[What this task involves]
Every line below is to be quoted exactly, with nothing added or dropped.

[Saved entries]
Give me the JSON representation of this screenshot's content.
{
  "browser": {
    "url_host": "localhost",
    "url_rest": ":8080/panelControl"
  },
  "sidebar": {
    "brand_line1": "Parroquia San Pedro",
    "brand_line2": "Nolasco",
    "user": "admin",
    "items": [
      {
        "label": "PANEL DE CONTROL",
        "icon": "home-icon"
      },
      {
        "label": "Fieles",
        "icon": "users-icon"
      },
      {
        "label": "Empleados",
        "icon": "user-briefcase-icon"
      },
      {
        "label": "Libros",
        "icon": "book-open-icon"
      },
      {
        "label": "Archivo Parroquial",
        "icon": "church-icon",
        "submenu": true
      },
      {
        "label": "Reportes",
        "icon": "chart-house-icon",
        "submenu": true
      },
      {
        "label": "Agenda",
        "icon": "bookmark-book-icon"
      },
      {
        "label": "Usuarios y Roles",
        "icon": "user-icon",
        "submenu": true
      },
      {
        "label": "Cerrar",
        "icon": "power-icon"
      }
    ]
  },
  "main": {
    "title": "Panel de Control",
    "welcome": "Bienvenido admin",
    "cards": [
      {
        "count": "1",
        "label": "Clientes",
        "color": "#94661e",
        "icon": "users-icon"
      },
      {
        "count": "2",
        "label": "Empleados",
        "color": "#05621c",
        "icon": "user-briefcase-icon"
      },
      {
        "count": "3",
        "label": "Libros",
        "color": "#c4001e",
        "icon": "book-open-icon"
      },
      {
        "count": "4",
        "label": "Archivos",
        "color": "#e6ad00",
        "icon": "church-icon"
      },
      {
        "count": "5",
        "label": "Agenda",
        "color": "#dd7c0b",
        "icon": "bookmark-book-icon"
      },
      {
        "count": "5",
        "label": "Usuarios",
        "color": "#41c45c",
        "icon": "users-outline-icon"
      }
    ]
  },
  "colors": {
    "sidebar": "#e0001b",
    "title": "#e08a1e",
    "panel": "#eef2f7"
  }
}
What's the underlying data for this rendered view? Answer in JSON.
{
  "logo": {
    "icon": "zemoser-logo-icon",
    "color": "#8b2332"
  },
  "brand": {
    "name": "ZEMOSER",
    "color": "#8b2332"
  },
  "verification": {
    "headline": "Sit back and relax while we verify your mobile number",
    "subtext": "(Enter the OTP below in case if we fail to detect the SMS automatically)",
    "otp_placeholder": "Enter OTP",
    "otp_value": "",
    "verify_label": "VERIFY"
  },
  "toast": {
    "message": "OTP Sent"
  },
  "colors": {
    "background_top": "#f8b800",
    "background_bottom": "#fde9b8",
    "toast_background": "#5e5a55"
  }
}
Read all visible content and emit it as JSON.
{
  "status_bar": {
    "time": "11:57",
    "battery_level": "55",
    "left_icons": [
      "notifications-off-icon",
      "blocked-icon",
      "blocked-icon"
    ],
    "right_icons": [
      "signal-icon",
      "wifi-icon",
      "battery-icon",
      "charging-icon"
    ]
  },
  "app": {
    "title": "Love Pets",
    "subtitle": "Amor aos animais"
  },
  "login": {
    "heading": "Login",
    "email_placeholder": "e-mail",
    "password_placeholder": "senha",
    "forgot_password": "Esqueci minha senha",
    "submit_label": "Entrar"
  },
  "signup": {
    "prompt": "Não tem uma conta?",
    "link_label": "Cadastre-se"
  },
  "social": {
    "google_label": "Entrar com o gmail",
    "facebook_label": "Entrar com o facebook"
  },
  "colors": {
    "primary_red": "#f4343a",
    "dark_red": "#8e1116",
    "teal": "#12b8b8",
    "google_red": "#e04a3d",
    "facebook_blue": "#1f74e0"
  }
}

[Result of this exercise]
Give me the JSON representation of this screenshot's content.
{
  "browser": {
    "url_host": "localhost",
    "url_rest": ":8080/panelControl"
  },
  "sidebar": {
    "brand_line1": "Parroquia San Pedro",
    "brand_line2": "Nolasco",
    "user": "admin",
    "items": [
      {
        "label": "PANEL DE CONTROL",
        "icon": "home-icon"
      },
      {
        "label": "Fieles",
        "icon": "users-icon"
      },
      {
        "label": "Empleados",
        "icon": "user-briefcase-icon"
      },
      {
        "label": "Libros",
        "icon": "book-open-icon"
      },
      {
        "label": "Archivo Parroquial",
        "icon": "church-icon",
        "submenu": true
      },
      {
        "label": "Reportes",
        "icon": "chart-house-icon",
        "submenu": true
      },
      {
        "label": "Agenda",
        "icon": "bookmark-book-icon"
      },
      {
        "label": "Usuarios y Roles",
        "icon": "user-icon",
        "submenu": true
      },
      {
        "label": "Cerrar",
        "icon": "power-icon"
      }
    ]
  },
  "main": {
    "title": "Panel de Control",
    "welcome": "Bienvenido admin",
    "cards": [
      {
        "count": "1",
        "label": "Clientes",
        "color": "#94661e",
        "icon": "users-icon"
      },
      {
        "count": "2",
        "label": "Empleados",
        "color": "#05621c",
        "icon": "user-briefcase-icon"
      },
      {
        "count": "3",
        "label": "Libros",
        "color": "#c4001e",
        "icon": "book-open-icon"
      },
      {
        "count": "4",
        "label": "Archivos",
        "color": "#e6ad00",
        "icon": "church-icon"
      },
      {
        "count": "5",
        "label": "Agenda",
        "color": "#dd7c0b",
        "icon": "bookmark-book-icon"
      },
      {
        "count": "5",
        "label": "Usuarios",
        "color": "#41c45c",
        "icon": "users-outline-icon"
      }
    ]
  },
  "colors": {
    "sidebar": "#e0001b",
    "title": "#e08a1e",
    "panel": "#eef2f7"
  }
}
What's the underlying data for this rendered view? Answer in JSON.
{
  "logo": {
    "icon": "zemoser-logo-icon",
    "color": "#8b2332"
  },
  "brand": {
    "name": "ZEMOSER",
    "color": "#8b2332"
  },
  "verification": {
    "headline": "Sit back and relax while we verify your mobile number",
    "subtext": "(Enter the OTP below in case if we fail to detect the SMS automatically)",
    "otp_placeholder": "Enter OTP",
    "otp_value": "",
    "verify_label": "VERIFY"
  },
  "toast": {
    "message": "OTP Sent"
  },
  "colors": {
    "background_top": "#f8b800",
    "background_bottom": "#fde9b8",
    "toast_background": "#5e5a55"
  }
}
Read all visible content and emit it as JSON.
{
  "status_bar": {
    "time": "11:57",
    "battery_level": "55",
    "left_icons": [
      "notifications-off-icon",
      "blocked-icon",
      "blocked-icon"
    ],
    "right_icons": [
      "signal-icon",
      "wifi-icon",
      "battery-icon",
      "charging-icon"
    ]
  },
  "app": {
    "title": "Love Pets",
    "subtitle": "Amor aos animais"
  },
  "login": {
    "heading": "Login",
    "email_placeholder": "e-mail",
    "password_placeholder": "senha",
    "forgot_password": "Esqueci minha senha",
    "submit_label": "Entrar"
  },
  "signup": {
    "prompt": "Não tem uma conta?",
    "link_label": "Cadastre-se"
  },
  "social": {
    "google_label": "Entrar com o gmail",
    "facebook_label": "Entrar com o facebook"
  },
  "colors": {
    "primary_red": "#f4343a",
    "dark_red": "#8e1116",
    "teal": "#12b8b8",
    "google_red": "#e04a3d",
    "facebook_blue": "#1f74e0"
  }
}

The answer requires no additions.